- _Task goal_: Would you please return every line from the listing that contains the word "kind"?
----
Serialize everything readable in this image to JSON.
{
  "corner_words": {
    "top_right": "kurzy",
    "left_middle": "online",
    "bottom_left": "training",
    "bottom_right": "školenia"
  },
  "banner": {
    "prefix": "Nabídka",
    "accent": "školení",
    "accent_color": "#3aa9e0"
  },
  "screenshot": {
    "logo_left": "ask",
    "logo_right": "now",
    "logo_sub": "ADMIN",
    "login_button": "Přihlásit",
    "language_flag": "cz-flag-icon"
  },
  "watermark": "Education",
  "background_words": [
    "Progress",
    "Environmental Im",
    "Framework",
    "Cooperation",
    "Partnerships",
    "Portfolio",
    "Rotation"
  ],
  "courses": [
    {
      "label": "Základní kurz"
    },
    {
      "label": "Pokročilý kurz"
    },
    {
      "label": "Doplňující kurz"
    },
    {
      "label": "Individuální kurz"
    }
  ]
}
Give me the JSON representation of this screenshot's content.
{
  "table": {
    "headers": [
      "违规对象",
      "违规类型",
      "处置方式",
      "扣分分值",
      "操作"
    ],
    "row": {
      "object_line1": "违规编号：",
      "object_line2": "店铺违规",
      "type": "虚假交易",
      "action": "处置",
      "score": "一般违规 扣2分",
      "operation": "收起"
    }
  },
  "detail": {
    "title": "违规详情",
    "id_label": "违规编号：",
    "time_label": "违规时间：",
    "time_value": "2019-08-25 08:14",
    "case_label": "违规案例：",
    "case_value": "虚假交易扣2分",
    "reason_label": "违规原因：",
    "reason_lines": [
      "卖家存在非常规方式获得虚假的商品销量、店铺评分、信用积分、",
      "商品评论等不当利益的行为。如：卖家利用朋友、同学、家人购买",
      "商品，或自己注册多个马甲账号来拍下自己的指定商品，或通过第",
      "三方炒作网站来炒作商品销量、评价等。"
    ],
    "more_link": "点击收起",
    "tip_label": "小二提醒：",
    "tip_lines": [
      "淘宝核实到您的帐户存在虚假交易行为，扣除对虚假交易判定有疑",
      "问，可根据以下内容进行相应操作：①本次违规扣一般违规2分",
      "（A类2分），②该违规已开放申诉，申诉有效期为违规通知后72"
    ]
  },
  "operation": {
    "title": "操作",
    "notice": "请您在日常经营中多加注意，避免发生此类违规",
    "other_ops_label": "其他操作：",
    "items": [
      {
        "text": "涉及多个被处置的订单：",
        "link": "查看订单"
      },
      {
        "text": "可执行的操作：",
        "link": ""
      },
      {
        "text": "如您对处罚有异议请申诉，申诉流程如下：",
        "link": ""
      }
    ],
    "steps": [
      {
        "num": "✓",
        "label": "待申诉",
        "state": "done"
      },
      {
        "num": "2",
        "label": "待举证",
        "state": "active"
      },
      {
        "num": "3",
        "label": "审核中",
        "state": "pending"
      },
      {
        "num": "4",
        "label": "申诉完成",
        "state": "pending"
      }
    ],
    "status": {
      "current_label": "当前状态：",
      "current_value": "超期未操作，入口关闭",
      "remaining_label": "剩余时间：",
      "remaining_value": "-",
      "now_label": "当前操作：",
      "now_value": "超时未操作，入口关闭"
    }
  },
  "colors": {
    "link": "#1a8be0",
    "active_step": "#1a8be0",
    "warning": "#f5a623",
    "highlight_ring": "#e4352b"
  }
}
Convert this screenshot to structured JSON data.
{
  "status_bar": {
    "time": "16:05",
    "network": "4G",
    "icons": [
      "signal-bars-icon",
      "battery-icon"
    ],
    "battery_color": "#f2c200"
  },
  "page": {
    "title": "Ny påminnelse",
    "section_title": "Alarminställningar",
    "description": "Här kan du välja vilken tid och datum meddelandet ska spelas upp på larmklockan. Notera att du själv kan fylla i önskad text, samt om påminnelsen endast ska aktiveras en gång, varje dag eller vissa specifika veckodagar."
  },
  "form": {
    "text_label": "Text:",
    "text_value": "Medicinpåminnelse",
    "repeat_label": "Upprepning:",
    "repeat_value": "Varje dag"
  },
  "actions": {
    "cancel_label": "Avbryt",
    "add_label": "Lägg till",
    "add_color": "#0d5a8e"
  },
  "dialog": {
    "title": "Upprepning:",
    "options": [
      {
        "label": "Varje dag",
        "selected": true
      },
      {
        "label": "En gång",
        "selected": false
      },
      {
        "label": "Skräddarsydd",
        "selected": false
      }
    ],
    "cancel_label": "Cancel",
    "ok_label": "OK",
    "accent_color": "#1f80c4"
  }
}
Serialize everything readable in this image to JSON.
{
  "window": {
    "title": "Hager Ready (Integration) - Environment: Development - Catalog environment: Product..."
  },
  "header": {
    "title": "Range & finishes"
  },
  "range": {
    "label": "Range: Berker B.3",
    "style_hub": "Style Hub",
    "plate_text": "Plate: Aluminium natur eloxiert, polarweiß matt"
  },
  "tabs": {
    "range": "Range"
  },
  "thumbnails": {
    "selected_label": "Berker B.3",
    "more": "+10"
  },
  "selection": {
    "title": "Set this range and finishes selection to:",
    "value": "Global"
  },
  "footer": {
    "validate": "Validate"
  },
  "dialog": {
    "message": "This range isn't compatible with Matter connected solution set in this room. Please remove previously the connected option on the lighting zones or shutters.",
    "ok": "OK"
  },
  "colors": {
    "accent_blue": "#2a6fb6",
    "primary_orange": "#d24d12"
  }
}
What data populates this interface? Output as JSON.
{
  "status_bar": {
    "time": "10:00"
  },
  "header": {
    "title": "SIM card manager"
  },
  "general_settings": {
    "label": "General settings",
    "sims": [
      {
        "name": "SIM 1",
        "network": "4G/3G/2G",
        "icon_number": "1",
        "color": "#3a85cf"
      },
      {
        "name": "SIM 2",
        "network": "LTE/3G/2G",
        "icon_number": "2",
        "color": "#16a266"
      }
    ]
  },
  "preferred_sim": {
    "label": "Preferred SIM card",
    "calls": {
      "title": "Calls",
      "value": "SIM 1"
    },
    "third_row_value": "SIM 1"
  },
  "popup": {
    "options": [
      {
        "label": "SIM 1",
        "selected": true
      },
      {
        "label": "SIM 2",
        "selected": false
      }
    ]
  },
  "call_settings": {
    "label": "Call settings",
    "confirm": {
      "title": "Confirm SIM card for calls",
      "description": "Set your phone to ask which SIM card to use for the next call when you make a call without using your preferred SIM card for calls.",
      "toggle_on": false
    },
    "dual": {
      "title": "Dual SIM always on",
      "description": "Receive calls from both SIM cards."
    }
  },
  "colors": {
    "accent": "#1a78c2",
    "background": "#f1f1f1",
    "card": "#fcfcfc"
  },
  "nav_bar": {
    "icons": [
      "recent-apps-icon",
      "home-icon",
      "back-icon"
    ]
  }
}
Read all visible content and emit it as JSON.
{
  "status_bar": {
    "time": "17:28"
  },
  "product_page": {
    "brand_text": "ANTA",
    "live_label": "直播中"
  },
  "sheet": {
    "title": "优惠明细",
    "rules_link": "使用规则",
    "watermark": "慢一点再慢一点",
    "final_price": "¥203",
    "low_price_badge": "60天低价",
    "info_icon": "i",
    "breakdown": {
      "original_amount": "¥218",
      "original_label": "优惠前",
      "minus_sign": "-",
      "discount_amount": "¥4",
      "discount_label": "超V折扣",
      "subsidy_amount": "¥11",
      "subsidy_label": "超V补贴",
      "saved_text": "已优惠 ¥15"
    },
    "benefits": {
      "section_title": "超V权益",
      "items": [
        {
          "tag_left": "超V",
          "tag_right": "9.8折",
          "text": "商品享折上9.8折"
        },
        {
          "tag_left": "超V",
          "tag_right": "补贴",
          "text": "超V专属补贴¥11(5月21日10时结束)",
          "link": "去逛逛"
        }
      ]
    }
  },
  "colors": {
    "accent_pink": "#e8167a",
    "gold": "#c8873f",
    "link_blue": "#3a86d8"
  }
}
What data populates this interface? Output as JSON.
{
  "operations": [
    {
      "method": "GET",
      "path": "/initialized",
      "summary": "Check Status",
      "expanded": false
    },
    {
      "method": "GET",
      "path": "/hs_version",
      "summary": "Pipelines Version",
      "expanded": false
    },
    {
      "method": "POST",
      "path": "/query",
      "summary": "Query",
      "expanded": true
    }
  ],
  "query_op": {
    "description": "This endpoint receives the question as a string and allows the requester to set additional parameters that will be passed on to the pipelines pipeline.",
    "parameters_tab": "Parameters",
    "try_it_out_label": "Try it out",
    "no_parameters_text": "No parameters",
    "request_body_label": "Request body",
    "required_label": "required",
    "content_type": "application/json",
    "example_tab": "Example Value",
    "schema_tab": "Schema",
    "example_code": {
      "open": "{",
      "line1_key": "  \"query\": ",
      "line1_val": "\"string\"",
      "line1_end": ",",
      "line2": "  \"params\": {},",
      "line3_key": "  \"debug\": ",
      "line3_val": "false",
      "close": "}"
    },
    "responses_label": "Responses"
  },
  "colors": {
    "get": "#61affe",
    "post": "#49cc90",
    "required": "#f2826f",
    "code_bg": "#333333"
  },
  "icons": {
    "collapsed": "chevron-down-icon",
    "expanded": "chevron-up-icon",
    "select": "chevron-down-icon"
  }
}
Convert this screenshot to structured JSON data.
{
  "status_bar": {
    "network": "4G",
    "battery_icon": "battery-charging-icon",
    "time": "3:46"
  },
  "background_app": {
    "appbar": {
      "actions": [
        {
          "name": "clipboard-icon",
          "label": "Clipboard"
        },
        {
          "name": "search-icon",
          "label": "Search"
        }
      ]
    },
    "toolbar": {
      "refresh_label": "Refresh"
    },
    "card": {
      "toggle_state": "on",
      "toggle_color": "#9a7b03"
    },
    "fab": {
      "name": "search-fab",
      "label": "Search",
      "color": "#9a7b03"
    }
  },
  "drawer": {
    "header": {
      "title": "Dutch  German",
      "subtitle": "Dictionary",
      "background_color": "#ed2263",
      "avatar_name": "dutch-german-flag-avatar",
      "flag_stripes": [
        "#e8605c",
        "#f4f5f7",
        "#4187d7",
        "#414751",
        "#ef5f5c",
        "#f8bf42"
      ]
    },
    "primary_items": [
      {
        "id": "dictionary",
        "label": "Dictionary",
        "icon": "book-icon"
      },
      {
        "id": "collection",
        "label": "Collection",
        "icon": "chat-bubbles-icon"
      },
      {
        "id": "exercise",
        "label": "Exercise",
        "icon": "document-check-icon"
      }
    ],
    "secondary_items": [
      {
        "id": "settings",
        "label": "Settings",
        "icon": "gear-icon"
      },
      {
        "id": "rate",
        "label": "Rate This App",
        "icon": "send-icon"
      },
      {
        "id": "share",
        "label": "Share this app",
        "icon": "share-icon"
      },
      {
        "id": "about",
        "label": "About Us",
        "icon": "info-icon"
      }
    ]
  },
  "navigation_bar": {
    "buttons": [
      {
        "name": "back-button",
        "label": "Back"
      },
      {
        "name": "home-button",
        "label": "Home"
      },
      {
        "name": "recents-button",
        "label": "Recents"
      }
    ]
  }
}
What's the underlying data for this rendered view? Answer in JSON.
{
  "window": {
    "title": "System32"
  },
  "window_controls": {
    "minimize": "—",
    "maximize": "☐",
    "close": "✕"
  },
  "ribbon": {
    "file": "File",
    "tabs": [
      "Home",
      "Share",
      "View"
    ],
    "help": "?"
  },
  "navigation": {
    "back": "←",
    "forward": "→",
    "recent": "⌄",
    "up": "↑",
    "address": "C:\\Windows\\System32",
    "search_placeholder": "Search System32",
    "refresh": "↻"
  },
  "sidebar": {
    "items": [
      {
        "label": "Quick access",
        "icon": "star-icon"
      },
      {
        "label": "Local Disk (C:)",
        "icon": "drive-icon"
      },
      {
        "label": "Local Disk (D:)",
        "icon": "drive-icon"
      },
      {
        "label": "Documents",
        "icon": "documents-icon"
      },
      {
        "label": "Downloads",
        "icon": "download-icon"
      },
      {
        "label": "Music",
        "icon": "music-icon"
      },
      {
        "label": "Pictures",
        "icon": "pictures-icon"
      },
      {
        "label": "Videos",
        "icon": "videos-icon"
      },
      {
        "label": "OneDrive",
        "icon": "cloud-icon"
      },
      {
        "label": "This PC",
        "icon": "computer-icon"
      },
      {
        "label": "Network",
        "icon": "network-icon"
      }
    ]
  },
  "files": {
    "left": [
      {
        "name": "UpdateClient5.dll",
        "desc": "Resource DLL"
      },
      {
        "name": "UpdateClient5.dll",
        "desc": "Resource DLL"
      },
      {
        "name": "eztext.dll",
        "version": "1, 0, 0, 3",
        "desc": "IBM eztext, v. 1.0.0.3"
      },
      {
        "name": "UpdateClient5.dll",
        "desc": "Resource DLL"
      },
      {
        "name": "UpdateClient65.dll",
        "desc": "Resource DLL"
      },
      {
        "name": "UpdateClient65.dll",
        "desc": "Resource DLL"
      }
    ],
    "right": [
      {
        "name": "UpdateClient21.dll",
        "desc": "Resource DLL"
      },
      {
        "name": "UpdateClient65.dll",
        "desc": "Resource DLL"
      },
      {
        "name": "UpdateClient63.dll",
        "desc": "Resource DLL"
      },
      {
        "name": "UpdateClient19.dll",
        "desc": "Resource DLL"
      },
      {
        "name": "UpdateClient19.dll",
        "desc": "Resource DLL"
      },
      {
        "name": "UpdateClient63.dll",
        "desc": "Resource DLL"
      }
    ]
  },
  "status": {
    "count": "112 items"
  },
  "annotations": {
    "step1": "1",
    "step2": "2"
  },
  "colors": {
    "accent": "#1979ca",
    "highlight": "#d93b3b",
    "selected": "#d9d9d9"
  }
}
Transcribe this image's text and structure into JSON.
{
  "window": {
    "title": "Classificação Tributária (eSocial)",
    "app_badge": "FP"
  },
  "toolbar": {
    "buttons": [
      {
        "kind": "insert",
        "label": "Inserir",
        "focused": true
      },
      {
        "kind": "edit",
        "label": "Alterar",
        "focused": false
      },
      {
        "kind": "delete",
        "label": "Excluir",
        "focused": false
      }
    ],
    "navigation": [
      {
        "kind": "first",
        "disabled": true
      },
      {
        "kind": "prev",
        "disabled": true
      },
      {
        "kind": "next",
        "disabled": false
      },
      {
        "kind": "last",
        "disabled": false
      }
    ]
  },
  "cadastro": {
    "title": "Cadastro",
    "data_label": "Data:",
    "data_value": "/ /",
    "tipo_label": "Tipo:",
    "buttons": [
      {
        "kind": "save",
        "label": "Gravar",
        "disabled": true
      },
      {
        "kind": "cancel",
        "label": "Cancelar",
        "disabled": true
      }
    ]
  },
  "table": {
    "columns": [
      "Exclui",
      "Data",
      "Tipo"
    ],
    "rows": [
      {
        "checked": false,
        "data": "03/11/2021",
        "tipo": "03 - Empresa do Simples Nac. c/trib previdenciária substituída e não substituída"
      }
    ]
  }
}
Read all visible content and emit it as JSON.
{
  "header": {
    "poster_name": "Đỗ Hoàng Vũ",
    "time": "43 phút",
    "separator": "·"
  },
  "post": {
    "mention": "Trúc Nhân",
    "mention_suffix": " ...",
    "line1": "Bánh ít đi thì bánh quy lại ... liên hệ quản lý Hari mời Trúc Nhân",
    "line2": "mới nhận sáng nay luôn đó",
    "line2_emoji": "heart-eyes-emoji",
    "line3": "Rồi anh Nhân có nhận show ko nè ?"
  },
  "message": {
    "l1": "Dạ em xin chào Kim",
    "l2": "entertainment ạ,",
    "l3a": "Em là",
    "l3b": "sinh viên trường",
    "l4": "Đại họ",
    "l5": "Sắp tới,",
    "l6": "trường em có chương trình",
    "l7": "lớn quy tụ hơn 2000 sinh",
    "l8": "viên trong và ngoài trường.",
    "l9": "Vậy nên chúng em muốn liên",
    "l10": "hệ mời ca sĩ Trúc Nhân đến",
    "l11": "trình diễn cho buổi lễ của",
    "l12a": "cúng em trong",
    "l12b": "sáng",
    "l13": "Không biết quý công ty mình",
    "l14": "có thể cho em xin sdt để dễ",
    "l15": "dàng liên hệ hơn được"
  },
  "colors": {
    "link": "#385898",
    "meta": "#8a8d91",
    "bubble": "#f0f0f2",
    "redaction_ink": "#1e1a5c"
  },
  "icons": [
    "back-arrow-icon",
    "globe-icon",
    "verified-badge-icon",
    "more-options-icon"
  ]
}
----
- _Answer section_:
        "kind": "insert",
        "kind": "edit",
        "kind": "delete",
        "kind": "first",
        "kind": "prev",
        "kind": "next",
        "kind": "last",
        "kind": "save",
        "kind": "cancel",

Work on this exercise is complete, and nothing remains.